US7497609 *Feb 23, 2005Mar 3, 2009Fujitsu LimitedIlluminating device and liquid crystal display apparatus
US7631996 *Sep 19, 2007Dec 15, 2009Chao-Chun HuangLamp shade and method for forming optical stripes on the surface of the lamp shade
US7873257May 1, 2008Jan 18, 2011Morgan Solar Inc.Light-guide solar panel and method of fabrication thereof
US7991261Jan 17, 2011Aug 2, 2011Morgan Solar Inc.Light-guide solar panel and method of fabrication thereof
US8047440 *May 26, 2005Nov 1, 2011Symbol Technologies, Inc.Method and system for decoding a barcode

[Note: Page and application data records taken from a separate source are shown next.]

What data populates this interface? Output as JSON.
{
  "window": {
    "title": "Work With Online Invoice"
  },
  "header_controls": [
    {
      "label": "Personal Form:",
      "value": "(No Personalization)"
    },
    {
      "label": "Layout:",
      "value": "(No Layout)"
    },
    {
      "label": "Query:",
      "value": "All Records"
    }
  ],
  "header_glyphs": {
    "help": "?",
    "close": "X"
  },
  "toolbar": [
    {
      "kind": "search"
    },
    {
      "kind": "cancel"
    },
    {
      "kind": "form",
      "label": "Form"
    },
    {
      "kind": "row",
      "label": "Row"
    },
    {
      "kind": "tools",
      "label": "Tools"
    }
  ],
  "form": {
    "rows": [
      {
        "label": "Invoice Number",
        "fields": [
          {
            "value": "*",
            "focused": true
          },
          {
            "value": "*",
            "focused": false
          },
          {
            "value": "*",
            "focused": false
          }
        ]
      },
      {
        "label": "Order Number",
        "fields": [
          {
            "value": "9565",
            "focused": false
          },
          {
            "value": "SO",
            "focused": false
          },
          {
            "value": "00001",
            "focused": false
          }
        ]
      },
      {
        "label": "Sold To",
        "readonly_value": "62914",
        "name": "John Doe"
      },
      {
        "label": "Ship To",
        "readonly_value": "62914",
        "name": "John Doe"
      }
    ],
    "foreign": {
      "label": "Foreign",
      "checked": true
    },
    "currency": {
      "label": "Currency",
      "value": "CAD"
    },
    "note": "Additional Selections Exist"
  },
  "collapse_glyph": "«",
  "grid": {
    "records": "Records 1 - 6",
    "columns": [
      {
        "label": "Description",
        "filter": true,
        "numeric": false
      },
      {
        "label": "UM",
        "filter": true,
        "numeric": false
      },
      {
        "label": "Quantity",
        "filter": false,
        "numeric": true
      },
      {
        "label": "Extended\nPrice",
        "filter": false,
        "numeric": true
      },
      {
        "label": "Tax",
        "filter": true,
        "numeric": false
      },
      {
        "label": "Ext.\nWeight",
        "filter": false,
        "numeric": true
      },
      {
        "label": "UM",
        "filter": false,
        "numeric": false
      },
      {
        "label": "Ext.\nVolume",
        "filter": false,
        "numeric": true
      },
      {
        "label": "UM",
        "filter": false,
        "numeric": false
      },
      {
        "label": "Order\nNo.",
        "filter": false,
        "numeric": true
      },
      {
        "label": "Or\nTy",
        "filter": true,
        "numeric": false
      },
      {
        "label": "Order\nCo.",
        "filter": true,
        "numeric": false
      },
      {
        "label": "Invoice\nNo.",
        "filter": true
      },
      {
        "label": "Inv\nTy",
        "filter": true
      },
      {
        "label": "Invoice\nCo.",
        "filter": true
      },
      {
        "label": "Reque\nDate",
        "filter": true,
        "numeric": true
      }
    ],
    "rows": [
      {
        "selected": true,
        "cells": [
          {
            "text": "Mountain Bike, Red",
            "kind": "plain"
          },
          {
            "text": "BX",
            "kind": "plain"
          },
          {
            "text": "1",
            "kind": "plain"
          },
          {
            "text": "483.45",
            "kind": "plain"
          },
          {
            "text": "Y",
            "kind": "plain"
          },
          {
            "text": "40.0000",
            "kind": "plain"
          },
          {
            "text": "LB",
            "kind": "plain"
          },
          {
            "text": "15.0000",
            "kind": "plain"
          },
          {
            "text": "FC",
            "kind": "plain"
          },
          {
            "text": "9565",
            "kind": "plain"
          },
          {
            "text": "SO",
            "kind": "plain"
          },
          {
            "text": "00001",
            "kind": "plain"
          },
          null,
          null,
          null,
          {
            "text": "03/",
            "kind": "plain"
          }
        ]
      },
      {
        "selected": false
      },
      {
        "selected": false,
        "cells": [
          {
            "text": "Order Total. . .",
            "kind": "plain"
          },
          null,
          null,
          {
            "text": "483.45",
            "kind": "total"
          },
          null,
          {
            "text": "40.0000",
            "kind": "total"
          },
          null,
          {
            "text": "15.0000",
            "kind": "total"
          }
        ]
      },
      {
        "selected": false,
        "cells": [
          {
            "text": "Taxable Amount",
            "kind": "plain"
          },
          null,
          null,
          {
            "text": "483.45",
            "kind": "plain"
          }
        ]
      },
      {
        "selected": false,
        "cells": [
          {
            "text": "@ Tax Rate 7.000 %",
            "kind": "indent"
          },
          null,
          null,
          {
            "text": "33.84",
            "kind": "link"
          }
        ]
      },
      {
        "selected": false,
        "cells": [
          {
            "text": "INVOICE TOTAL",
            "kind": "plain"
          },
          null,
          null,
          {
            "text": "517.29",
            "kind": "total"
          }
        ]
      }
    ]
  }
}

US8152339May 1, 2008Apr 10, 2012Morgan Solar Inc.Illumination device
US8328403Mar 21, 2012Dec 11, 2012Morgan Solar Inc.Light guide illumination devices
US8657479Nov 6, 2012Feb 25, 2014Morgan Solar Inc.Light guide illumination devices
US20090303746 *Jun 4, 2009Dec 10, 2009Qualcomm Mems Technologies, Inc.Edge shadow reducing methods for prismatic front light
Classifications
U.S. Classification362/610, 349/61, 362/23.1, 385/901, 385/147, 362/23.09, 385/31, 385/146
International ClassificationF21Y101/02, F21V8/00, F21S2/00, G02B6/00
Cooperative ClassificationY10S385/901, G02B6/0061, G02B6/0028, G02B6/0038
European ClassificationG02B6/00L6O16U, G02B6/00L6O4G
Legal Events
DateCodeEventDescription
Nov 30, 2010FPExpired due to failure to pay maintenance fee
Effective date: 20101008
Oct 8, 2010LAPSLapse for failure to pay maintenance fees
May 17, 2010REMIMaintenance fee reminder mailed
Mar 29, 2006FPAYFee payment
Year of fee payment: 4
Feb 18, 2003CCCertificate of correction
Jan 31, 2002ASAssignment
Owner name: MINEBEA CO., LTD., JAPAN
Free format text: ASSIGNMENT OF ASSIGNORS INTEREST;ASSIGNOR:AKAOKA, HIROKI;REEL/FRAME:012550/0335
Effective date: 20020130
Owner name: MINEBEA CO., LTD. 4106-73 MIYOTA, MIYOTA-MACHI KIT
Owner name: MINEBEA CO., LTD. 4106-73 MIYOTA, MIYOTA-MACHIKITA
Free format text: ASSIGNMENT OF ASSIGNORS INTEREST;ASSIGNOR:AKAOKA, HIROKI /AR;REEL/FRAME:012550/0335